==== Material for this exercise

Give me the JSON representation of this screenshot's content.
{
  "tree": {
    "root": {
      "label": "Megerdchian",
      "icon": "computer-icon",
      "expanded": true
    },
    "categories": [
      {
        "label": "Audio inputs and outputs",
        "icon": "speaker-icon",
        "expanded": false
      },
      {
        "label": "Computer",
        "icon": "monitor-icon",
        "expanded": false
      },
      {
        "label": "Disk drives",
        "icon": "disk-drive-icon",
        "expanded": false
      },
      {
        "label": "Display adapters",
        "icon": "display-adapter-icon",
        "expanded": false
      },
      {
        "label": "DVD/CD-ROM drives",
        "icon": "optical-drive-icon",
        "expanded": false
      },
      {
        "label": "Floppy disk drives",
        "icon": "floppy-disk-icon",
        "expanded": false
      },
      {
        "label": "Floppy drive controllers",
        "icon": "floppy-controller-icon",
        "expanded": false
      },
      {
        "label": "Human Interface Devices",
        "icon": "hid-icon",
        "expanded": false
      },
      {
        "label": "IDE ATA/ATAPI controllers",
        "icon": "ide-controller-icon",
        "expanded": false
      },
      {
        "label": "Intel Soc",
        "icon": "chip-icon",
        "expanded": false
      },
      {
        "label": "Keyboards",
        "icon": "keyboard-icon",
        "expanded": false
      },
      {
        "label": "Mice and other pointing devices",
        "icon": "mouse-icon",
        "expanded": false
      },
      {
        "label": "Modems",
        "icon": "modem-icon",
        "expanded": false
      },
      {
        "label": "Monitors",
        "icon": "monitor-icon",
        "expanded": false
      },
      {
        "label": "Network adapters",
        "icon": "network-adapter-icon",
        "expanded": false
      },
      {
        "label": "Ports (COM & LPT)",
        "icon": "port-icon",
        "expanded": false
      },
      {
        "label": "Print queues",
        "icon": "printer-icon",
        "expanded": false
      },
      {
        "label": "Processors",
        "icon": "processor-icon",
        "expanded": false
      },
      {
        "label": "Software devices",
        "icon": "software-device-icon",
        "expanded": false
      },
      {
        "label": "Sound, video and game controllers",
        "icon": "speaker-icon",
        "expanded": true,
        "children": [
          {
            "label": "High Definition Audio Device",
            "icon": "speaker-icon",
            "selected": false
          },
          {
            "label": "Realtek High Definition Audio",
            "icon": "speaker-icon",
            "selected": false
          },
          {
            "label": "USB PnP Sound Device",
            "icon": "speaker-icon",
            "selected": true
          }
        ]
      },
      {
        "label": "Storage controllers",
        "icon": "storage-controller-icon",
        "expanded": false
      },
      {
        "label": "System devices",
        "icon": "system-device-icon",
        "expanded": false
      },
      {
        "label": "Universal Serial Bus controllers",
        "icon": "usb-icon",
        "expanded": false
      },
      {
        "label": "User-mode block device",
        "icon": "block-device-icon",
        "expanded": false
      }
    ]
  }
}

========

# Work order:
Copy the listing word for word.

# Output for this task:
Give me the JSON representation of this screenshot's content.
{
  "tree": {
    "root": {
      "label": "Megerdchian",
      "icon": "computer-icon",
      "expanded": true
    },
    "categories": [
      {
        "label": "Audio inputs and outputs",
        "icon": "speaker-icon",
        "expanded": false
      },
      {
        "label": "Computer",
        "icon": "monitor-icon",
        "expanded": false
      },
      {
        "label": "Disk drives",
        "icon": "disk-drive-icon",
        "expanded": false
      },
      {
        "label": "Display adapters",
        "icon": "display-adapter-icon",
        "expanded": false
      },
      {
        "label": "DVD/CD-ROM drives",
        "icon": "optical-drive-icon",
        "expanded": false
      },
      {
        "label": "Floppy disk drives",
        "icon": "floppy-disk-icon",
        "expanded": false
      },
      {
        "label": "Floppy drive controllers",
        "icon": "floppy-controller-icon",
        "expanded": false
      },
      {
        "label": "Human Interface Devices",
        "icon": "hid-icon",
        "expanded": false
      },
      {
        "label": "IDE ATA/ATAPI controllers",
        "icon": "ide-controller-icon",
        "expanded": false
      },
      {
        "label": "Intel Soc",
        "icon": "chip-icon",
        "expanded": false
      },
      {
        "label": "Keyboards",
        "icon": "keyboard-icon",
        "expanded": false
      },
      {
        "label": "Mice and other pointing devices",
        "icon": "mouse-icon",
        "expanded": false
      },
      {
        "label": "Modems",
        "icon": "modem-icon",
        "expanded": false
      },
      {
        "label": "Monitors",
        "icon": "monitor-icon",
        "expanded": false
      },
      {
        "label": "Network adapters",
        "icon": "network-adapter-icon",
        "expanded": false
      },
      {
        "label": "Ports (COM & LPT)",
        "icon": "port-icon",
        "expanded": false
      },
      {
        "label": "Print queues",
        "icon": "printer-icon",
        "expanded": false
      },
      {
        "label": "Processors",
        "icon": "processor-icon",
        "expanded": false
      },
      {
        "label": "Software devices",
        "icon": "software-device-icon",
        "expanded": false
      },
      {
        "label": "Sound, video and game controllers",
        "icon": "speaker-icon",
        "expanded": true,
        "children": [
          {
            "label": "High Definition Audio Device",
            "icon": "speaker-icon",
            "selected": false
          },
          {
            "label": "Realtek High Definition Audio",
            "icon": "speaker-icon",
            "selected": false
          },
          {
            "label": "USB PnP Sound Device",
            "icon": "speaker-icon",
            "selected": true
          }
        ]
      },
      {
        "label": "Storage controllers",
        "icon": "storage-controller-icon",
        "expanded": false
      },
      {
        "label": "System devices",
        "icon": "system-device-icon",
        "expanded": false
      },
      {
        "label": "Universal Serial Bus controllers",
        "icon": "usb-icon",
        "expanded": false
      },
      {
        "label": "User-mode block device",
        "icon": "block-device-icon",
        "expanded": false
      }
    ]
  }
}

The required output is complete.